*** Opening Data provided ***

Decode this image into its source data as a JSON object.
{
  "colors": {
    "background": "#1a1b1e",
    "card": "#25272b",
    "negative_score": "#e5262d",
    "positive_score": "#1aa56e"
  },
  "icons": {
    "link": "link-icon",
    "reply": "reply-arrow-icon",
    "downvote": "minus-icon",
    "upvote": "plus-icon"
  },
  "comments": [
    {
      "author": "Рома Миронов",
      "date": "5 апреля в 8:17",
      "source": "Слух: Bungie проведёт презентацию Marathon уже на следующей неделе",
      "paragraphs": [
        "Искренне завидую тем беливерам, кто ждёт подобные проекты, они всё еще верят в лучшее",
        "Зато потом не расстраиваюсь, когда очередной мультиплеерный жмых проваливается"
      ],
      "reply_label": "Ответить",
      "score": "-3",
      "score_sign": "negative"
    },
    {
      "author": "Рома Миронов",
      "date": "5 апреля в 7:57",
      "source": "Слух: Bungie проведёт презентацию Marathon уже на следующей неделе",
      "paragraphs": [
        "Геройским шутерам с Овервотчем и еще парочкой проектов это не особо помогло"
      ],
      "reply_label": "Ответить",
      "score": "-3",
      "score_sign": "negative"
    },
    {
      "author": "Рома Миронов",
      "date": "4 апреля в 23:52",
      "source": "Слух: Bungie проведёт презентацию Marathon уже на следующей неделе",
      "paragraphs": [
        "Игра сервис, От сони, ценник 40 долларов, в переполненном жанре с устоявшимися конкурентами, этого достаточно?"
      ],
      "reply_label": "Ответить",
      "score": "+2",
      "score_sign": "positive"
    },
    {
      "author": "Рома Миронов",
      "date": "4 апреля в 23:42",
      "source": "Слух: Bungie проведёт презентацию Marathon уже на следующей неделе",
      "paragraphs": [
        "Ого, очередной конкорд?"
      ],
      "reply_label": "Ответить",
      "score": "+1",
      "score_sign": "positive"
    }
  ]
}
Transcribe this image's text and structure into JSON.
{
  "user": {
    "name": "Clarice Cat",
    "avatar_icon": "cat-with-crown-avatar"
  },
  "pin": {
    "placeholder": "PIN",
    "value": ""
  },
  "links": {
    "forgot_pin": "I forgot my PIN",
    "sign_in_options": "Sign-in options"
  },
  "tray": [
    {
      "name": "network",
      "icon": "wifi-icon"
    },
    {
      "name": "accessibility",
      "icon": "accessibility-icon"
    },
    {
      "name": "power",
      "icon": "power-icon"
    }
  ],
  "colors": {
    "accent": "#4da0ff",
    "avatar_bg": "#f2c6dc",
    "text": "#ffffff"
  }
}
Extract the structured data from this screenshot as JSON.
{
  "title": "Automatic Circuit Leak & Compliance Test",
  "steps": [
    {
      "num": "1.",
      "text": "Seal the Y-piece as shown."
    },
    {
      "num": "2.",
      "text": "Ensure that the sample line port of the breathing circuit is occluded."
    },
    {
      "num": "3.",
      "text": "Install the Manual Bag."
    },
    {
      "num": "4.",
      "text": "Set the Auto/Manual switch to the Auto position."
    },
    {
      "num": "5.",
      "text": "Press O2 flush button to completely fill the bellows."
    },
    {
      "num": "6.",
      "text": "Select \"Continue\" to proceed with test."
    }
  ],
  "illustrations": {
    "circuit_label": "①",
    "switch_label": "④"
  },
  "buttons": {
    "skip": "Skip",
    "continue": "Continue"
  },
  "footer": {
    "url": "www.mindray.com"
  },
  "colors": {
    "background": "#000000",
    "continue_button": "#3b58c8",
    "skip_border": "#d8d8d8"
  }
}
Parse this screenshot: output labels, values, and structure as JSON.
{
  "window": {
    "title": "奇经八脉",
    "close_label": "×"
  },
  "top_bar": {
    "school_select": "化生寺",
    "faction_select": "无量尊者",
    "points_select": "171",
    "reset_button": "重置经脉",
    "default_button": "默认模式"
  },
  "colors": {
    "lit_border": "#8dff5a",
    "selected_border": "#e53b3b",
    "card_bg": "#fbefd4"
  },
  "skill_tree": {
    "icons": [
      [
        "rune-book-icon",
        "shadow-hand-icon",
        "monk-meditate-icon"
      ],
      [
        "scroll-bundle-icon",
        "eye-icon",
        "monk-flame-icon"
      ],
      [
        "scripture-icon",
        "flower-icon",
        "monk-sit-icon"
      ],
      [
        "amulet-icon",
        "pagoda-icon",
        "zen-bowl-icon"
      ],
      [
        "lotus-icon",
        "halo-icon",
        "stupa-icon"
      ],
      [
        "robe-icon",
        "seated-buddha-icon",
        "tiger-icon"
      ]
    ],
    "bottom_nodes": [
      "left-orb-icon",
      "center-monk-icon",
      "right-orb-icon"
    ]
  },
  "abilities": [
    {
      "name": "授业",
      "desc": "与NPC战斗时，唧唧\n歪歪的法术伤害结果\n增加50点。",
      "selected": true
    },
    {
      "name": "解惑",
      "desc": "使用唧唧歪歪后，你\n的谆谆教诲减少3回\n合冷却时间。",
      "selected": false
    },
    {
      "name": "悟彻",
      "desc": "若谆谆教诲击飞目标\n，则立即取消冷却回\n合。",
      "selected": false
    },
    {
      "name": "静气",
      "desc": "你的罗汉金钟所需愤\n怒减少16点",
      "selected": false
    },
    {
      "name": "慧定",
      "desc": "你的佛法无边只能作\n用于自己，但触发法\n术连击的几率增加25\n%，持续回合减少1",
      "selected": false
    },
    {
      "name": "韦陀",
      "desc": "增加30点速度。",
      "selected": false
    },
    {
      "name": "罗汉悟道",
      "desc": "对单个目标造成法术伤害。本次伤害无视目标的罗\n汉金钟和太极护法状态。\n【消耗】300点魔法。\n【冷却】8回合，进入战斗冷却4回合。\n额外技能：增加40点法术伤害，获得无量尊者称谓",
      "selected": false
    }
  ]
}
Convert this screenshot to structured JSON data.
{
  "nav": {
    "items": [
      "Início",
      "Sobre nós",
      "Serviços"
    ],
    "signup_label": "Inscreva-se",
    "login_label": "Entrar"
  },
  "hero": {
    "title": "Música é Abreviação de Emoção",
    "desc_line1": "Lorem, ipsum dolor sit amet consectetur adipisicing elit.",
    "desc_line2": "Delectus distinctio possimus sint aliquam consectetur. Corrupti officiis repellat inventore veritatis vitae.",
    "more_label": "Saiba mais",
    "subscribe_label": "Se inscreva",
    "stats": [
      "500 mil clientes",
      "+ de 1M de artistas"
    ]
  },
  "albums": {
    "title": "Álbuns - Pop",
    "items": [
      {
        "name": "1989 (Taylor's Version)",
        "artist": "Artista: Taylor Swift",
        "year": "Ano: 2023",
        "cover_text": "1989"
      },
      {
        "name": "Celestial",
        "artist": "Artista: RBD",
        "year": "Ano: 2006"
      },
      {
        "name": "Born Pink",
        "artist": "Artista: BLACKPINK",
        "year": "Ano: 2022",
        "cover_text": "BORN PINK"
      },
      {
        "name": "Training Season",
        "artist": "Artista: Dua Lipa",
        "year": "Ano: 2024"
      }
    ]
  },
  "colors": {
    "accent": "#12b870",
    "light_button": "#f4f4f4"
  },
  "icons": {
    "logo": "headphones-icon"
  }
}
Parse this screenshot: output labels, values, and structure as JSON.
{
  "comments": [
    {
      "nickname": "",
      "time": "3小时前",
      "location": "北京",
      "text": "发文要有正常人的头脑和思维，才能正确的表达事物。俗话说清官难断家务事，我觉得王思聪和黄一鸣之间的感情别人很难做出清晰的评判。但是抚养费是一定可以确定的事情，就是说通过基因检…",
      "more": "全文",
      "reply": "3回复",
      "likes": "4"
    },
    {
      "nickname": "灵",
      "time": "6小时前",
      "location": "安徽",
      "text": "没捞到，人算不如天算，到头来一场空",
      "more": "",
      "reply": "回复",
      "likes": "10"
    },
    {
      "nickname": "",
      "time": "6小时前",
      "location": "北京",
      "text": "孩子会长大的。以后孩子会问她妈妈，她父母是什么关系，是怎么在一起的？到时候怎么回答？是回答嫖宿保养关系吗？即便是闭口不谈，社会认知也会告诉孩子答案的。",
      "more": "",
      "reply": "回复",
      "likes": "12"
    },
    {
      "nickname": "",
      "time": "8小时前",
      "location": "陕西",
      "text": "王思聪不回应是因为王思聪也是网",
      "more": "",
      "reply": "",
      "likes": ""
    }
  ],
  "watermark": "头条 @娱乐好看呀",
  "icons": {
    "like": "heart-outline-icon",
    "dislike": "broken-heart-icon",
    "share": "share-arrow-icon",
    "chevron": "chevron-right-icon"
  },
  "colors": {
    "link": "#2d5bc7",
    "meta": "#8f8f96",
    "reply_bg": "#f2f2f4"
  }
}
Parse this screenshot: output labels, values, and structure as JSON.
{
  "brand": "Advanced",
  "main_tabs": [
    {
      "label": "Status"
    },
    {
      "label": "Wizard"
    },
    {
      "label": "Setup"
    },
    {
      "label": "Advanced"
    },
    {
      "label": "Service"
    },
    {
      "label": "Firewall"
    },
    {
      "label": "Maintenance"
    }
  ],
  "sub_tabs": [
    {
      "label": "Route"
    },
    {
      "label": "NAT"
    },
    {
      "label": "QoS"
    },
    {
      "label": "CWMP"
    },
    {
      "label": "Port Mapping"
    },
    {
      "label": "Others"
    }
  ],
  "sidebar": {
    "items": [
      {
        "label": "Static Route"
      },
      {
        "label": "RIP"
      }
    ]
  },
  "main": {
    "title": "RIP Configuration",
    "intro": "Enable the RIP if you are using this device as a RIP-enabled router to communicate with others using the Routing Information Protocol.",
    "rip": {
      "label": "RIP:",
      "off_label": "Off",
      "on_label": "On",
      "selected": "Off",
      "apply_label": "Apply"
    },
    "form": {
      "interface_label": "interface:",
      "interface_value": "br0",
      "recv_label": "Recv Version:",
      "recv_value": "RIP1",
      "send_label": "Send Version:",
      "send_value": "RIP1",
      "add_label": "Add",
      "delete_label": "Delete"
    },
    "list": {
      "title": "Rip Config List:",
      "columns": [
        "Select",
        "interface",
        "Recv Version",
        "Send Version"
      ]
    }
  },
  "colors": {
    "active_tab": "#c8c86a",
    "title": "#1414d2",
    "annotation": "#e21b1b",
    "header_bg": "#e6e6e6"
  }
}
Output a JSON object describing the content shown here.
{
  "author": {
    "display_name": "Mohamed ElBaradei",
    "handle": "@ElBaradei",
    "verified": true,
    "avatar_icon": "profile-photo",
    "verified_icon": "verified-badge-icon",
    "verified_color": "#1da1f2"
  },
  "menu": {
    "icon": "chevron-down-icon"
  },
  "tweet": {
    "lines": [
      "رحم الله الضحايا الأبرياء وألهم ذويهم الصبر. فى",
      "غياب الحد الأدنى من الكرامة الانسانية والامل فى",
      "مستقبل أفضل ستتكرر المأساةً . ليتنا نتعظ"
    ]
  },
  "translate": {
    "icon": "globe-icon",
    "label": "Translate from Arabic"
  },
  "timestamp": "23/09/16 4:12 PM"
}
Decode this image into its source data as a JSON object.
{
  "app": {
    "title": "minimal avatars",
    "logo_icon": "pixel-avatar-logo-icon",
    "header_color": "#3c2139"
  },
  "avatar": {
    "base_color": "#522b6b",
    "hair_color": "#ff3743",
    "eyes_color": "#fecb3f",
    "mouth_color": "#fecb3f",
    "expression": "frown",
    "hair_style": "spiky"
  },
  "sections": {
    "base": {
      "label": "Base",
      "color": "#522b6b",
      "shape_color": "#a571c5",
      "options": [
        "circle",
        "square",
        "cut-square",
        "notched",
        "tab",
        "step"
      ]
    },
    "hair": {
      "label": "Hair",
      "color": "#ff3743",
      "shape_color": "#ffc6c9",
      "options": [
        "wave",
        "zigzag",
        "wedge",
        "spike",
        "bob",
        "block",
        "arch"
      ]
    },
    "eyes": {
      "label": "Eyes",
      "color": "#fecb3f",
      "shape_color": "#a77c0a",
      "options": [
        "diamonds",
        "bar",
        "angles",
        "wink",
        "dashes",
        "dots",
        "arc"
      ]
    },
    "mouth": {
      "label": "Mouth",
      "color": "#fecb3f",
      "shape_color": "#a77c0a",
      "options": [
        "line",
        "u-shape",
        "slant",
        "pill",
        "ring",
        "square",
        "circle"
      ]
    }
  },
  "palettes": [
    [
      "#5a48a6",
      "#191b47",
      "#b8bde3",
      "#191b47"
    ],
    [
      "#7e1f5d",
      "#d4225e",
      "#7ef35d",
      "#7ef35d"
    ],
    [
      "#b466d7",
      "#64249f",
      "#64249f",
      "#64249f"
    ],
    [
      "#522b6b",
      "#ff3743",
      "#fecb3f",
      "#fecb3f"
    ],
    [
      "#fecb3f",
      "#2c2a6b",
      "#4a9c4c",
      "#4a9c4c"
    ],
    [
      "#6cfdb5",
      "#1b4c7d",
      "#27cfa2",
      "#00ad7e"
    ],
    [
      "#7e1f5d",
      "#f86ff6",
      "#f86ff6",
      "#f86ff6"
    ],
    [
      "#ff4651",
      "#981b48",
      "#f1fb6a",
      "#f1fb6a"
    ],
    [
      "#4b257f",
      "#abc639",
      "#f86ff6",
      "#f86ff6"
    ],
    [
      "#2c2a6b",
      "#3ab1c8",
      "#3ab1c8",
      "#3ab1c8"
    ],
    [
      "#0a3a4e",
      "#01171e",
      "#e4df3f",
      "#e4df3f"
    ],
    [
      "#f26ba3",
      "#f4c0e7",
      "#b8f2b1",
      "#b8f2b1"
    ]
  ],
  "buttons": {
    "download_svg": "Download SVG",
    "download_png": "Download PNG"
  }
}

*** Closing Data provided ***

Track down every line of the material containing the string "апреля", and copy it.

- [Expected answer]:
      "date": "5 апреля в 8:17",
      "date": "5 апреля в 7:57",
      "date": "4 апреля в 23:52",
      "date": "4 апреля в 23:42",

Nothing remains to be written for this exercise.